● TASK DETAILS:
Please copy every line of the data in which the string "phrases" appears.

● Data extracted from a collection:
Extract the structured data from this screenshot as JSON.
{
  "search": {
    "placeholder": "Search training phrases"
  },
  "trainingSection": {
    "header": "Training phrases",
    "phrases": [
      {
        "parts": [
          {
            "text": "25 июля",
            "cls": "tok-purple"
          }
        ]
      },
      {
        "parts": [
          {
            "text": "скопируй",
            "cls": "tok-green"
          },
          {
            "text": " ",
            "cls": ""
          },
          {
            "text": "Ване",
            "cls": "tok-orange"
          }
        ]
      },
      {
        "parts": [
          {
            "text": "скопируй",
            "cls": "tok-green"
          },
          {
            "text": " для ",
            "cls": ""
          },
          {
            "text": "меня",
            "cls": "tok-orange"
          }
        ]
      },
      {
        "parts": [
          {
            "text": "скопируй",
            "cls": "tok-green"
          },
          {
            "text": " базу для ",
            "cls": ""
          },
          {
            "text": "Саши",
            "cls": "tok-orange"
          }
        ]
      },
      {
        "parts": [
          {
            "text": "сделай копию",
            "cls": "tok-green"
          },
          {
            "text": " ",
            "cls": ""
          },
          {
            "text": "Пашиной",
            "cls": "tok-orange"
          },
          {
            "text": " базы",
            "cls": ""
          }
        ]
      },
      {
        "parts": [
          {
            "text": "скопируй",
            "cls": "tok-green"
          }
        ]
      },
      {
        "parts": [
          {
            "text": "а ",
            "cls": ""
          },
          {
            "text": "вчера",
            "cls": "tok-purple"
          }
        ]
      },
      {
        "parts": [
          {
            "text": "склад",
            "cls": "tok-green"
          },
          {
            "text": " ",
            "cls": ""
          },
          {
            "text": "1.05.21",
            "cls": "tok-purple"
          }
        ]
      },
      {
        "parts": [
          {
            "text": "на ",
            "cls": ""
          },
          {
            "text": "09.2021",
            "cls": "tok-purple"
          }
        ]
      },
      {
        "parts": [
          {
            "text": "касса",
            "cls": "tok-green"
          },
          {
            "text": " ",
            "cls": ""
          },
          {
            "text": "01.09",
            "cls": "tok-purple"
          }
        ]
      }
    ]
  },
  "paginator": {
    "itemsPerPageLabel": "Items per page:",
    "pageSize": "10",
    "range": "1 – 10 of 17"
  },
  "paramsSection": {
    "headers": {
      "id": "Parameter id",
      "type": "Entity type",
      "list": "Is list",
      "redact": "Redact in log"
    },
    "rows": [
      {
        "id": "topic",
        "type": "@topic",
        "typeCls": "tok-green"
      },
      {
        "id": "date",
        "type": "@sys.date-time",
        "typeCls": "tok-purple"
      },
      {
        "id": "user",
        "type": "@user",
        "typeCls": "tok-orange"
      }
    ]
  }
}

● TASK SOLUTION:
    "placeholder": "Search training phrases"
    "header": "Training phrases",
    "phrases": [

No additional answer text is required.